When you think of massage, common assumptions would be that it’s relaxing, peaceful and restful. And these are all true, but there are other emotional releases you might experience - and they’re totally normal. Some people may experience a sudden rush of grief, anger, sadness, fear or hysteria; and even if you’ve had regular massages before, you might experience the emotional release a sporadic phenomenon.
You are not alone. So why does it happen?
The short answer is that we carry tension without our soft tissue, which massage can unlock. A long answer is that the body has an interesting capacity to contain past events within the muscle and peripheral nervous system. In the same way that a smell can unlock a memory, releasing the tension collected within your muscles can release a memory or locked emotion. There are a couple of technical terms which might help clarify how the body maintains the tension. Proprioception, or Kinestisia, is the body’s understanding of spatial orientation and gravity. It’s the reason you don’t need to look at the floor when you’re walking, and you can touch your elbow with your eyes closed. Nerves are constantly sending information to your brain about your muscles, and your brain uses the data to understand texture, pressure etc. Nociception is the stimulation of pain receptors, so your body can recognise damage; for example, the pain you feel when you burn yourself. Your body, as a survival response, will recognise certain situations and automatically have a physical reaction - a response which might not be a conscious thing. So, when that physical reaction is tampered with, by releasing the tension in the soft tissue, it can also release the emotional reaction.
It’s why some people have been known to cry during a massage session, or others who’ve felt overwhelmed by the whole experience. As I’ve said in the beginning, you’re not alone if you experience this. It’s totally normal, and you just need to let us know if you’re experiencing an emotional overload. This reaction can happen during or after the massage; as the body relaxes, it’s normal for the body to let go of the tension it has been holding.
However, sometimes the focus or sensation of touch might be enough to delay the emotional reaction, so you may find that the emotional release occurs after the session has ended. Make sure you’re in a comfortable and safe environment and let yourself feel those feelings. Have a good cry, take a deep breath - it’s all part of the process, and it will leave you feeling much better afterwards.
Equally, if you’re looking for an emotional catharsis, a massage can be a great way to tap into that emotional tension in a controlled environment. Remember that massage is a passive form of exercise, and muscles are being warmed, stretched and relaxed through the process, blood will be passing through your muscles more effectively, flushing waste from that area; waste which can include stress hormones such as cortisol and adrenaline.
You may feel physically sore, as well as emotionally raw and that in turn can lead you to be overwhelmed by your emotional release. Please talk to us if you’re feeling any type of way which might have this response, and don’t be shy if this response initiates during or after the massage.
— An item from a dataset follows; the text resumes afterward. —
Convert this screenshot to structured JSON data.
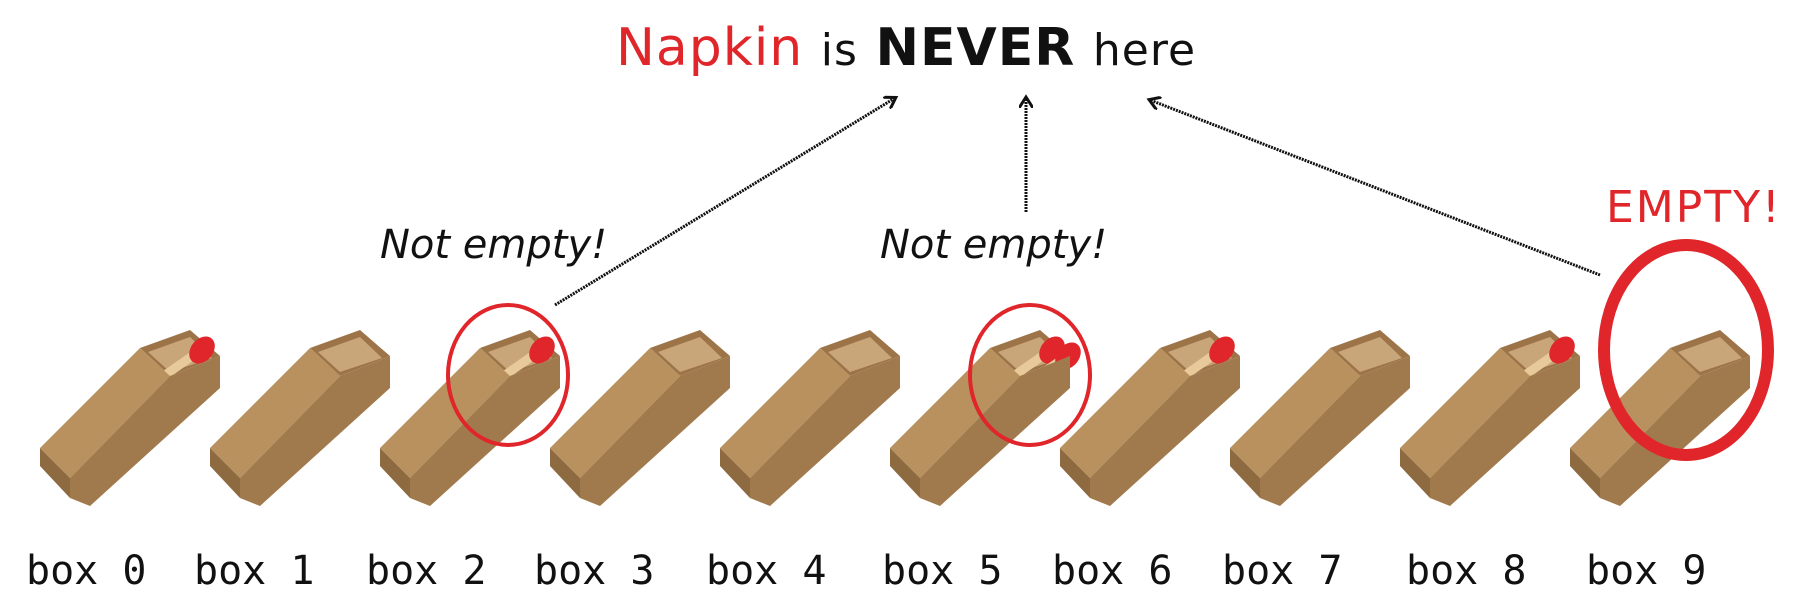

You may find that a regular massage allows you to manage those responses and that a more frequent massage means your emotional response is less overwhelming.
Of course, the main takeaway from this blog should be as seen in the title; it’s totally normal but if you’re still worried or have any questions for us regarding the emotional release, don’t hesitate to contact us.